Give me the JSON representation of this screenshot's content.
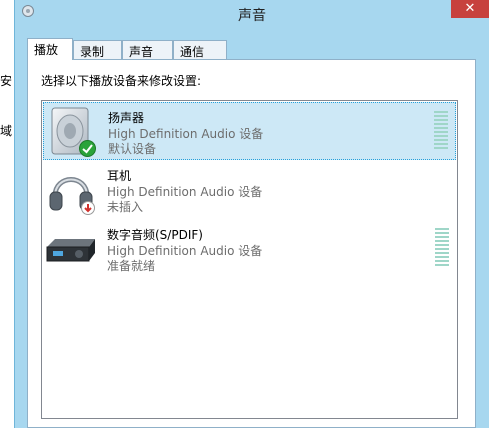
{
  "background": {
    "fragments": [
      "安",
      "域"
    ]
  },
  "window": {
    "title": "声音",
    "close_glyph": "✕"
  },
  "tabs": [
    {
      "label": "播放",
      "active": true
    },
    {
      "label": "录制",
      "active": false
    },
    {
      "label": "声音",
      "active": false
    },
    {
      "label": "通信",
      "active": false
    }
  ],
  "instructions": "选择以下播放设备来修改设置:",
  "devices": [
    {
      "name": "扬声器",
      "description": "High Definition Audio 设备",
      "status": "默认设备",
      "icon": "speaker-icon",
      "badge": "default-check-icon",
      "selected": true
    },
    {
      "name": "耳机",
      "description": "High Definition Audio 设备",
      "status": "未插入",
      "icon": "headphones-icon",
      "badge": "unplugged-icon",
      "selected": false
    },
    {
      "name": "数字音频(S/PDIF)",
      "description": "High Definition Audio 设备",
      "status": "准备就绪",
      "icon": "digital-audio-receiver-icon",
      "badge": null,
      "selected": false
    }
  ],
  "colors": {
    "frame": "#a7d7ef",
    "selection": "#cde8f6",
    "close": "#c7413e",
    "meter_bar": "#9fd6c8",
    "check_badge": "#2aa33a",
    "unplugged_badge": "#d0312d"
  }
}
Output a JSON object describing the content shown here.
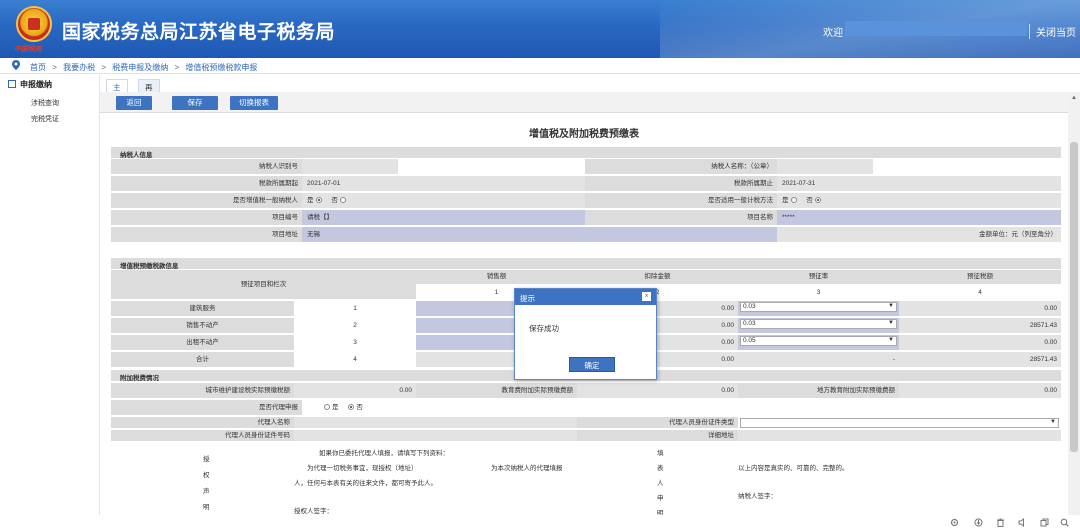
{
  "header": {
    "title": "国家税务总局江苏省电子税务局",
    "logo_text": "中国税务",
    "welcome": "欢迎",
    "close_page": "关闭当页"
  },
  "breadcrumb": [
    "首页",
    "我要办税",
    "税费申报及缴纳",
    "增值税预缴税款申报"
  ],
  "breadcrumb_sep": ">",
  "sidebar": {
    "head": "申报缴纳",
    "items": [
      "涉税查询",
      "完税凭证"
    ]
  },
  "tabs": {
    "home": "主页",
    "active": "再次申报 ×"
  },
  "toolbar": {
    "back": "返回",
    "save": "保存",
    "switch": "切换报表"
  },
  "form": {
    "title": "增值税及附加税费预缴表",
    "taxpayer_section": "纳税人信息",
    "taxpayer_id_label": "纳税人识别号",
    "taxpayer_id_value": "",
    "taxpayer_name_label": "纳税人名称：（公章）",
    "taxpayer_name_value": "",
    "period_start_label": "税款所属期起",
    "period_start_value": "2021-07-01",
    "period_end_label": "税款所属期止",
    "period_end_value": "2021-07-31",
    "general_taxpayer_label": "是否增值税一般纳税人",
    "simple_method_label": "是否适用一般计税方法",
    "yes": "是",
    "no": "否",
    "project_no_label": "项目编号",
    "project_no_value": "请税【】",
    "project_name_label": "项目名称",
    "project_name_value": "*****",
    "project_addr_label": "项目地址",
    "project_addr_value": "无锡",
    "unit_note": "金额单位：元（列至角分）",
    "prepay_section": "增值税预缴税款信息",
    "col_item": "预征项目和栏次",
    "col_sales": "销售额",
    "col_deduct": "扣除金额",
    "col_rate": "预征率",
    "col_tax": "预征税额",
    "col_nums": [
      "1",
      "2",
      "3",
      "4"
    ],
    "rows": [
      {
        "name": "建筑服务",
        "line": "1",
        "deduct": "0.00",
        "rate": "0.03",
        "tax": "0.00"
      },
      {
        "name": "销售不动产",
        "line": "2",
        "deduct": "0.00",
        "rate": "0.03",
        "tax": "28571.43"
      },
      {
        "name": "出租不动产",
        "line": "3",
        "deduct": "0.00",
        "rate": "0.05",
        "tax": "0.00"
      },
      {
        "name": "合计",
        "line": "4",
        "deduct": "0.00",
        "rate": "-",
        "tax": "28571.43"
      }
    ],
    "surtax_section": "附加税费情况",
    "urban_label": "城市维护建设税实际预缴税额",
    "urban_value": "0.00",
    "edu_label": "教育费附加实际预缴费额",
    "edu_value": "0.00",
    "local_edu_label": "地方教育附加实际预缴费额",
    "local_edu_value": "0.00",
    "agent_label": "是否代理申报",
    "agent_name_label": "代理人名称",
    "agent_id_type_label": "代理人员身份证件类型",
    "agent_id_no_label": "代理人员身份证件号码",
    "addr_label": "详细地址",
    "auth_chars": [
      "授",
      "权",
      "声",
      "明"
    ],
    "auth_line1": "如果你已委托代理人填报，请填写下列资料：",
    "auth_line2": "为代理一切税务事宜，现授权（地址）",
    "auth_line2b": "为本次纳税人的代理填报",
    "auth_line3": "人，任何与本表有关的往来文件，都可寄予此人。",
    "auth_line4": "授权人签字：",
    "fill_chars": [
      "填",
      "表",
      "人",
      "申",
      "明"
    ],
    "fill_line1": "以上内容是真实的、可靠的、完整的。",
    "fill_line2": "纳税人签字："
  },
  "modal": {
    "title": "提示",
    "close": "×",
    "message": "保存成功",
    "ok": "确定"
  },
  "icons": [
    "settings-icon",
    "download-icon",
    "delete-icon",
    "volume-icon",
    "copy-icon",
    "zoom-icon"
  ]
}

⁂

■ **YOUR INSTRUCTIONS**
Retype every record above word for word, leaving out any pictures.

■ **EXPECTED OUTPUT**
Give me the JSON representation of this screenshot's content.
{
  "background": {
    "fragments": [
      "安",
      "域"
    ]
  },
  "window": {
    "title": "声音",
    "close_glyph": "✕"
  },
  "tabs": [
    {
      "label": "播放",
      "active": true
    },
    {
      "label": "录制",
      "active": false
    },
    {
      "label": "声音",
      "active": false
    },
    {
      "label": "通信",
      "active": false
    }
  ],
  "instructions": "选择以下播放设备来修改设置:",
  "devices": [
    {
      "name": "扬声器",
      "description": "High Definition Audio 设备",
      "status": "默认设备",
      "icon": "speaker-icon",
      "badge": "default-check-icon",
      "selected": true
    },
    {
      "name": "耳机",
      "description": "High Definition Audio 设备",
      "status": "未插入",
      "icon": "headphones-icon",
      "badge": "unplugged-icon",
      "selected": false
    },
    {
      "name": "数字音频(S/PDIF)",
      "description": "High Definition Audio 设备",
      "status": "准备就绪",
      "icon": "digital-audio-receiver-icon",
      "badge": null,
      "selected": false
    }
  ],
  "colors": {
    "frame": "#a7d7ef",
    "selection": "#cde8f6",
    "close": "#c7413e",
    "meter_bar": "#9fd6c8",
    "check_badge": "#2aa33a",
    "unplugged_badge": "#d0312d"
  }
}
Output a JSON object describing the content shown here.
{
  "header": {
    "title": "国家税务总局江苏省电子税务局",
    "logo_text": "中国税务",
    "welcome": "欢迎",
    "close_page": "关闭当页"
  },
  "breadcrumb": [
    "首页",
    "我要办税",
    "税费申报及缴纳",
    "增值税预缴税款申报"
  ],
  "breadcrumb_sep": ">",
  "sidebar": {
    "head": "申报缴纳",
    "items": [
      "涉税查询",
      "完税凭证"
    ]
  },
  "tabs": {
    "home": "主页",
    "active": "再次申报 ×"
  },
  "toolbar": {
    "back": "返回",
    "save": "保存",
    "switch": "切换报表"
  },
  "form": {
    "title": "增值税及附加税费预缴表",
    "taxpayer_section": "纳税人信息",
    "taxpayer_id_label": "纳税人识别号",
    "taxpayer_id_value": "",
    "taxpayer_name_label": "纳税人名称：（公章）",
    "taxpayer_name_value": "",
    "period_start_label": "税款所属期起",
    "period_start_value": "2021-07-01",
    "period_end_label": "税款所属期止",
    "period_end_value": "2021-07-31",
    "general_taxpayer_label": "是否增值税一般纳税人",
    "simple_method_label": "是否适用一般计税方法",
    "yes": "是",
    "no": "否",
    "project_no_label": "项目编号",
    "project_no_value": "请税【】",
    "project_name_label": "项目名称",
    "project_name_value": "*****",
    "project_addr_label": "项目地址",
    "project_addr_value": "无锡",
    "unit_note": "金额单位：元（列至角分）",
    "prepay_section": "增值税预缴税款信息",
    "col_item": "预征项目和栏次",
    "col_sales": "销售额",
    "col_deduct": "扣除金额",
    "col_rate": "预征率",
    "col_tax": "预征税额",
    "col_nums": [
      "1",
      "2",
      "3",
      "4"
    ],
    "rows": [
      {
        "name": "建筑服务",
        "line": "1",
        "deduct": "0.00",
        "rate": "0.03",
        "tax": "0.00"
      },
      {
        "name": "销售不动产",
        "line": "2",
        "deduct": "0.00",
        "rate": "0.03",
        "tax": "28571.43"
      },
      {
        "name": "出租不动产",
        "line": "3",
        "deduct": "0.00",
        "rate": "0.05",
        "tax": "0.00"
      },
      {
        "name": "合计",
        "line": "4",
        "deduct": "0.00",
        "rate": "-",
        "tax": "28571.43"
      }
    ],
    "surtax_section": "附加税费情况",
    "urban_label": "城市维护建设税实际预缴税额",
    "urban_value": "0.00",
    "edu_label": "教育费附加实际预缴费额",
    "edu_value": "0.00",
    "local_edu_label": "地方教育附加实际预缴费额",
    "local_edu_value": "0.00",
    "agent_label": "是否代理申报",
    "agent_name_label": "代理人名称",
    "agent_id_type_label": "代理人员身份证件类型",
    "agent_id_no_label": "代理人员身份证件号码",
    "addr_label": "详细地址",
    "auth_chars": [
      "授",
      "权",
      "声",
      "明"
    ],
    "auth_line1": "如果你已委托代理人填报，请填写下列资料：",
    "auth_line2": "为代理一切税务事宜，现授权（地址）",
    "auth_line2b": "为本次纳税人的代理填报",
    "auth_line3": "人，任何与本表有关的往来文件，都可寄予此人。",
    "auth_line4": "授权人签字：",
    "fill_chars": [
      "填",
      "表",
      "人",
      "申",
      "明"
    ],
    "fill_line1": "以上内容是真实的、可靠的、完整的。",
    "fill_line2": "纳税人签字："
  },
  "modal": {
    "title": "提示",
    "close": "×",
    "message": "保存成功",
    "ok": "确定"
  },
  "icons": [
    "settings-icon",
    "download-icon",
    "delete-icon",
    "volume-icon",
    "copy-icon",
    "zoom-icon"
  ]
}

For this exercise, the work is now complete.